▶ Your objective
Without including any pictures, copy each entry below exactly.
START Exercise materials
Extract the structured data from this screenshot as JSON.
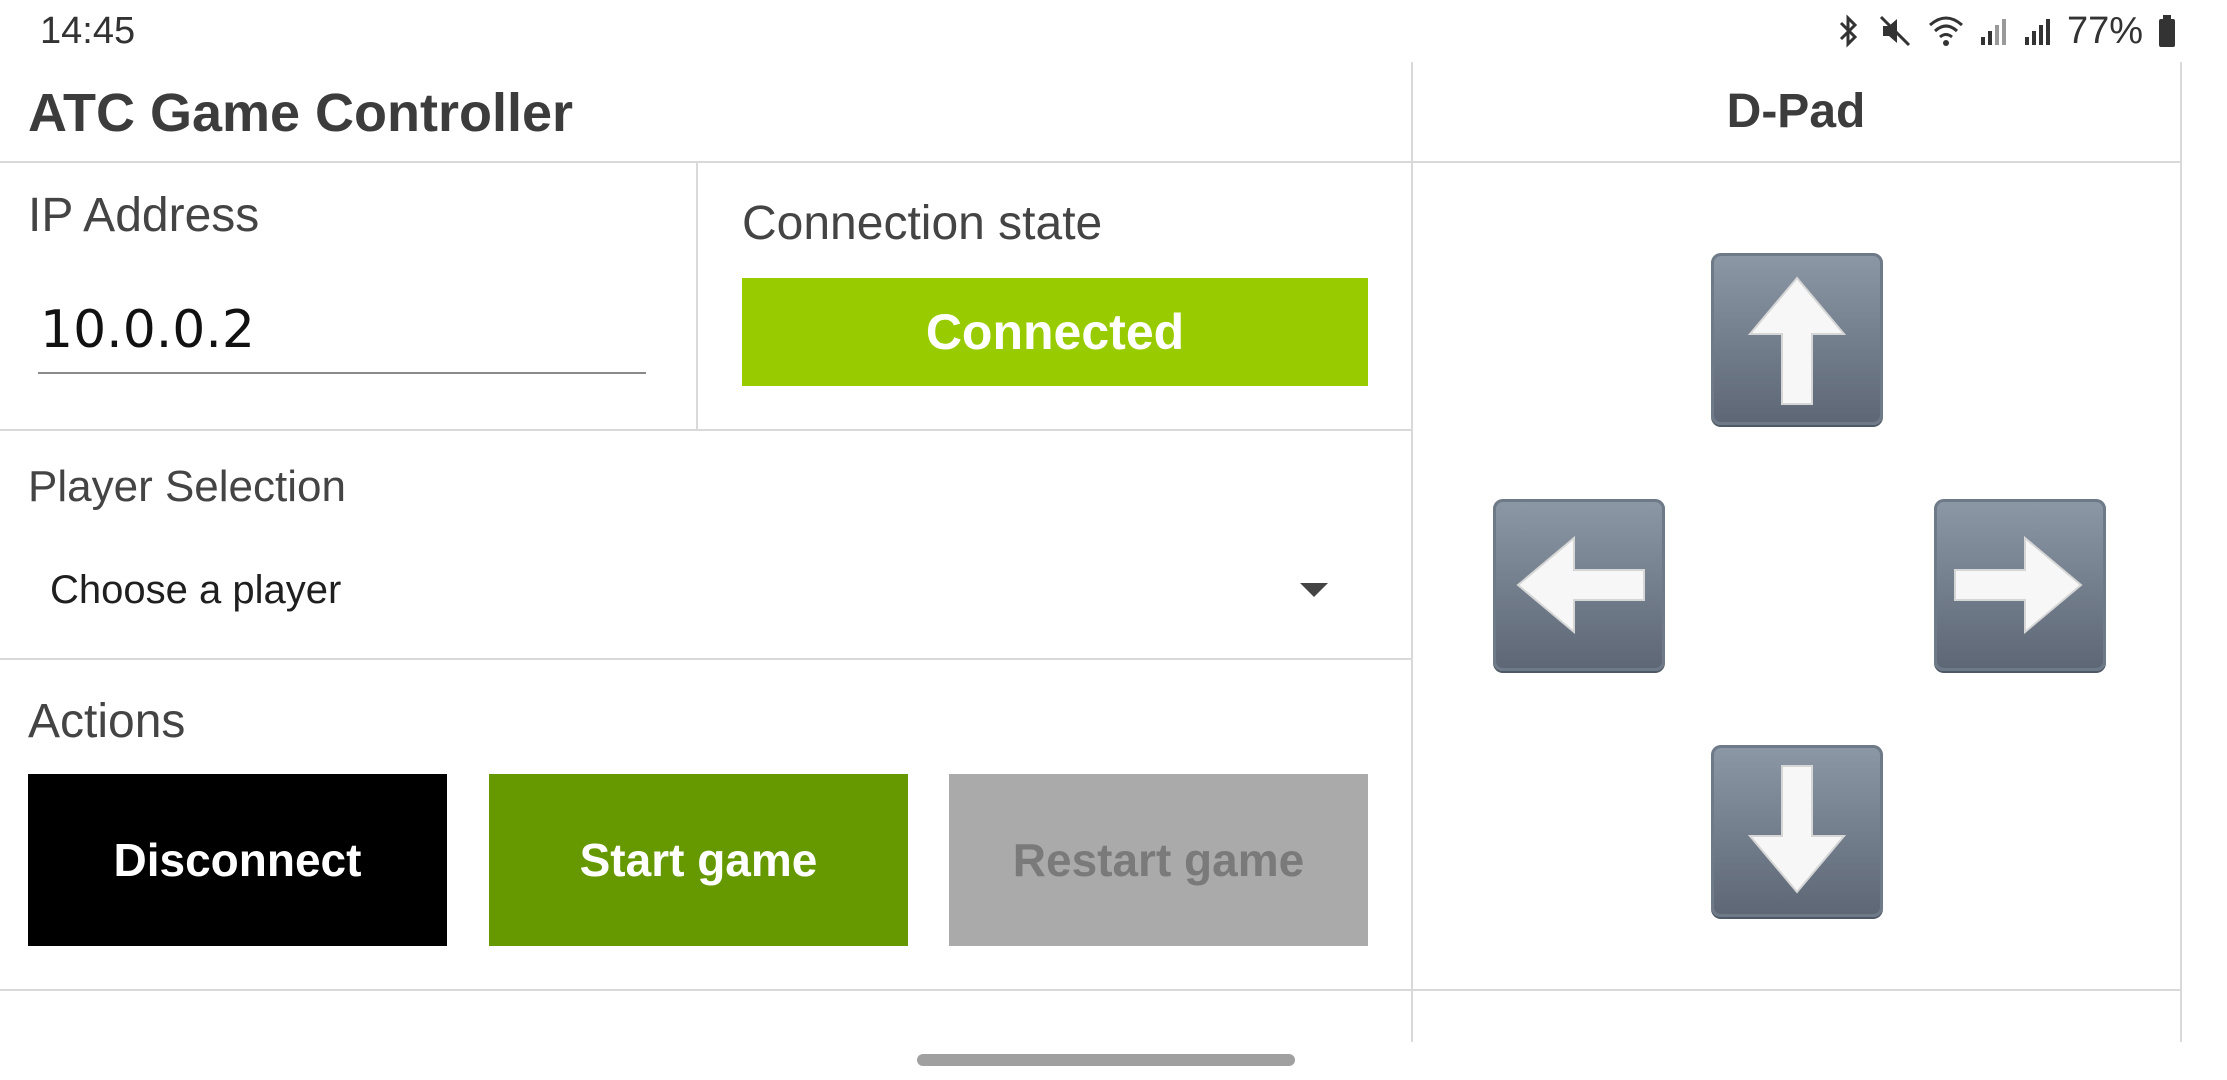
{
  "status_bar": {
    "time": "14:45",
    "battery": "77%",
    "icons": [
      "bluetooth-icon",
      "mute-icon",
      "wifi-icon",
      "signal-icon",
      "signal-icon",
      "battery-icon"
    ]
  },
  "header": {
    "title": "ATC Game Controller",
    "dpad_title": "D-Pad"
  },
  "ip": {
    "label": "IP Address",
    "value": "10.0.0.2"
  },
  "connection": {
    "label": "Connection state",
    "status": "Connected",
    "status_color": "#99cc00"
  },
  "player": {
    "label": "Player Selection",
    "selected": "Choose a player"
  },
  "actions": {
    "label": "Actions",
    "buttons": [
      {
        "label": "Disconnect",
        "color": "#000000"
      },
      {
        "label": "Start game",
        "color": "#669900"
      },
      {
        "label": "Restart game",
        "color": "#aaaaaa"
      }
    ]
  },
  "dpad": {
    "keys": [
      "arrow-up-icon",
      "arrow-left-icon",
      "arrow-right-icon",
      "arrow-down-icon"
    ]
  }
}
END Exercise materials
▶ Solution for this problem
Extract the structured data from this screenshot as JSON.
{
  "status_bar": {
    "time": "14:45",
    "battery": "77%",
    "icons": [
      "bluetooth-icon",
      "mute-icon",
      "wifi-icon",
      "signal-icon",
      "signal-icon",
      "battery-icon"
    ]
  },
  "header": {
    "title": "ATC Game Controller",
    "dpad_title": "D-Pad"
  },
  "ip": {
    "label": "IP Address",
    "value": "10.0.0.2"
  },
  "connection": {
    "label": "Connection state",
    "status": "Connected",
    "status_color": "#99cc00"
  },
  "player": {
    "label": "Player Selection",
    "selected": "Choose a player"
  },
  "actions": {
    "label": "Actions",
    "buttons": [
      {
        "label": "Disconnect",
        "color": "#000000"
      },
      {
        "label": "Start game",
        "color": "#669900"
      },
      {
        "label": "Restart game",
        "color": "#aaaaaa"
      }
    ]
  },
  "dpad": {
    "keys": [
      "arrow-up-icon",
      "arrow-left-icon",
      "arrow-right-icon",
      "arrow-down-icon"
    ]
  }
}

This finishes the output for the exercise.